Iwai Shijaku performs in a play that has not yet been identified for the kabuki staging at the Kado in 4/1832. We know that a design for the theme of "Moon" (Tsuki: 月) has also been documented, with Shijaku performing as a courtesan. Possibly, these roles were part of a secondary play, interlude, or dance on the program with Shijaku in all three setsugekka roles.

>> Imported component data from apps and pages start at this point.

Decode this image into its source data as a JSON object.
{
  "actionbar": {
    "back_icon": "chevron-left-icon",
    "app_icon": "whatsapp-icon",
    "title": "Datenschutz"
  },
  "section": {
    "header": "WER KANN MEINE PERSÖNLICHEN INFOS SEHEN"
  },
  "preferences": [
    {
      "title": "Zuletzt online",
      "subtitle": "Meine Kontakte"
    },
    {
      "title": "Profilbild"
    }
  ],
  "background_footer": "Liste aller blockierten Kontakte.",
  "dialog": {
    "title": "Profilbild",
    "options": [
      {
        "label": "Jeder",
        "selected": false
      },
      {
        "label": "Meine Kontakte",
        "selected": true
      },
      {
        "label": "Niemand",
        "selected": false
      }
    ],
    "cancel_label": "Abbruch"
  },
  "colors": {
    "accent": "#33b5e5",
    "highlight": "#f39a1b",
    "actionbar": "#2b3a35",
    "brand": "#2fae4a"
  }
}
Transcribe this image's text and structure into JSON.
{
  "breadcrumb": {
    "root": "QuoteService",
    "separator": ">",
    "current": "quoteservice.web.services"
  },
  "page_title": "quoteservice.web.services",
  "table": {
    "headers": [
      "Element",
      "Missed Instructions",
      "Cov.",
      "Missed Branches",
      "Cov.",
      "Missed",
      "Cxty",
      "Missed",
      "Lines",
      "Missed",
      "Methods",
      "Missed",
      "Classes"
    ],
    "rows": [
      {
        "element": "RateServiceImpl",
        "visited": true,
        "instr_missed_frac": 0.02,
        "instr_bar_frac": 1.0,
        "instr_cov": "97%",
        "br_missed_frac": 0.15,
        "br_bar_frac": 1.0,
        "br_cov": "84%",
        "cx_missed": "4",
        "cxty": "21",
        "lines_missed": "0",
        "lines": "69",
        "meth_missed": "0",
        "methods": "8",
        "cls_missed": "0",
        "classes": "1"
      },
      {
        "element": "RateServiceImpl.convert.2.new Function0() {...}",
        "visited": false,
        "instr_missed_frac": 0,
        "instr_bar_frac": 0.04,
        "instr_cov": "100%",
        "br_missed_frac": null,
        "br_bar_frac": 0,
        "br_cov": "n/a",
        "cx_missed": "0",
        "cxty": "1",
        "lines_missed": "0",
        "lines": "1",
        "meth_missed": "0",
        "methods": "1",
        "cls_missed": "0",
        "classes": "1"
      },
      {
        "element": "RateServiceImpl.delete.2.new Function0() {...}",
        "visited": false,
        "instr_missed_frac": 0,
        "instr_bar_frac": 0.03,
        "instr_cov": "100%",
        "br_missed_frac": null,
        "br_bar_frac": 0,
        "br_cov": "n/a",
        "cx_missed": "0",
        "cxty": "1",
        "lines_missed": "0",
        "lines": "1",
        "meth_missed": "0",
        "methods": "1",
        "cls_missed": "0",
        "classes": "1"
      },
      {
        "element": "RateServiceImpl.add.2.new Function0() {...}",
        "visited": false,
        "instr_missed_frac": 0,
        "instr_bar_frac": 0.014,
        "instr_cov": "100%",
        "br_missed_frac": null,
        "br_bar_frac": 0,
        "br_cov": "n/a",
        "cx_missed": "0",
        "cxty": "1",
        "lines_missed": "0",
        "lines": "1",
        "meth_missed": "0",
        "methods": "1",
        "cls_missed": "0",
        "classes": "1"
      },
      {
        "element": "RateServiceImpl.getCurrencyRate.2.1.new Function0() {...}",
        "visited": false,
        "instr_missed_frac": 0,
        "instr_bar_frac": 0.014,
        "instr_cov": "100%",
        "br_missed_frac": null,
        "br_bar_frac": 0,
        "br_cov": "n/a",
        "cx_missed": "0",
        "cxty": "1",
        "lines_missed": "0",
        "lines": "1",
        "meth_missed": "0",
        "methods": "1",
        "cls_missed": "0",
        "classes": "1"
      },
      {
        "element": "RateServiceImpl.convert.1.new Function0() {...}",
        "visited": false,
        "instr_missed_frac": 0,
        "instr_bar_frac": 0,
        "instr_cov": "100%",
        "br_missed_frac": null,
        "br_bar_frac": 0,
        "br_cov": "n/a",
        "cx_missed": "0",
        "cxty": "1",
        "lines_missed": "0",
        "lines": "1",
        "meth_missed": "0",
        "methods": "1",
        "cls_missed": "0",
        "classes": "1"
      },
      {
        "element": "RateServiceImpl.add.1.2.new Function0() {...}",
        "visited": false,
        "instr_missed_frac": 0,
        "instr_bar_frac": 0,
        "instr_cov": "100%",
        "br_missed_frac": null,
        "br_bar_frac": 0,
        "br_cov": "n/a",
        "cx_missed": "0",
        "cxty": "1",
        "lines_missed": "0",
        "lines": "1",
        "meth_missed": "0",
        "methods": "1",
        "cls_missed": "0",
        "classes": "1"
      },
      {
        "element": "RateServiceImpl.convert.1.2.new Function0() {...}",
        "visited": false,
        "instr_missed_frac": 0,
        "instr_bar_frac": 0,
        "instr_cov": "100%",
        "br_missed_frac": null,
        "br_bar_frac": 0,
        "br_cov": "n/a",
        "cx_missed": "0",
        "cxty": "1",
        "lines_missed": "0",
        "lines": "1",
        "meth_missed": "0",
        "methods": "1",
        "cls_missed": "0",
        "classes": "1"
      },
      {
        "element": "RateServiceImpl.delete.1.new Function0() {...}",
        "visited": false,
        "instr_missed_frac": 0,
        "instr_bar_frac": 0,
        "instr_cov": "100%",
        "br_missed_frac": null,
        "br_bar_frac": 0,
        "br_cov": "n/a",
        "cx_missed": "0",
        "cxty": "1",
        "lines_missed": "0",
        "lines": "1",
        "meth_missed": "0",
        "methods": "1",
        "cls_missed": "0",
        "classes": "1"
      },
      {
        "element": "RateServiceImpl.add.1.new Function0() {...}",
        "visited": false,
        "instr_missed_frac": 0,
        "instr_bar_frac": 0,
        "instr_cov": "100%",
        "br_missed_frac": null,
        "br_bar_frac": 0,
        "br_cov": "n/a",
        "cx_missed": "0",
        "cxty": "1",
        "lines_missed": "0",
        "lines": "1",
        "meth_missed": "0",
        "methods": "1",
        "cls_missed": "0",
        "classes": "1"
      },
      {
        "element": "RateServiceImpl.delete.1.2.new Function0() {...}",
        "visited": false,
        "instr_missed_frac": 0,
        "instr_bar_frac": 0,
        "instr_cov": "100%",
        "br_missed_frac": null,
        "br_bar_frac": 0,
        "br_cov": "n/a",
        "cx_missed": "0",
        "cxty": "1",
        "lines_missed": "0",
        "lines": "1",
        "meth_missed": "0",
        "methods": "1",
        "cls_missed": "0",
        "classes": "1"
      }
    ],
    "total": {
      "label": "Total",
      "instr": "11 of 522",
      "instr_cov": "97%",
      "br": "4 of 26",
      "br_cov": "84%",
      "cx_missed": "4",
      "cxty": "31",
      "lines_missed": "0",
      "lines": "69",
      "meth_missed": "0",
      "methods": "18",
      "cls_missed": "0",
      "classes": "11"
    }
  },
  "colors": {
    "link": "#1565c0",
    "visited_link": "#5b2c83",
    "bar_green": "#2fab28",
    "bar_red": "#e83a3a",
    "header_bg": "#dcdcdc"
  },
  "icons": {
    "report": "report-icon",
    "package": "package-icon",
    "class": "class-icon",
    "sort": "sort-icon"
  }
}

Here, the woman holds a takifugu (lit. "river pig," or fugu: 河豚 or 鰒), a pufferfish that, due to a similar pronunciation, is sometimes associated with fuku (good luck: 福), hence her description as an isami onna (cheerful woman: いさみおんあ). Fugu can be highly toxic if not carefully prepared, but it is considered a delicacy in Japan.
The inscription at the far right reads Shidaime Hanshirô tsuifuku kyôgen (Memorial performance for Hanshirô IV: 四代目半四郎追福狂言). In this performance, Iwai Shijaku I (1804-1845) pays homage to an illustrious predecessor, the Edo superstar Hanshirô IV (1747-1800), son of the puppeteer Tatsumatsu Jûzaburô, who made his acting debut in 1753. Hanshirô IV was one of kabuki's most celebrated onnagata (lit., women's manner: 女方 or 女形). By 1783 in Edo, his rank in hyôbanki (evaluation books: 評判記) was jô-jô-kichi (superior - superior - excellent) for waka-onnagata (young women roles: 若女方). He received the same ranking in January 1785 just after he temporarily relocated to Osaka. Back in Edo by late 1786, his ranking rose not long after (1789) to goku-jô-jô-kichi (extreme - superior - superior - excellent). He visited Osaka briefly for the second and last time at the start of 1796, acting in several plays and achieving great success in a seven-dance production called Nanaeginu Azuma Hinagata.
The names of the artisans appear in a double cartouche nearest Shijaku's foot: the block cutter hori Kuma (ホり熊) and the printer suri Nao (スリ直).
This impression is an early, fine example of this design.
References: IKBYS-2, no. 64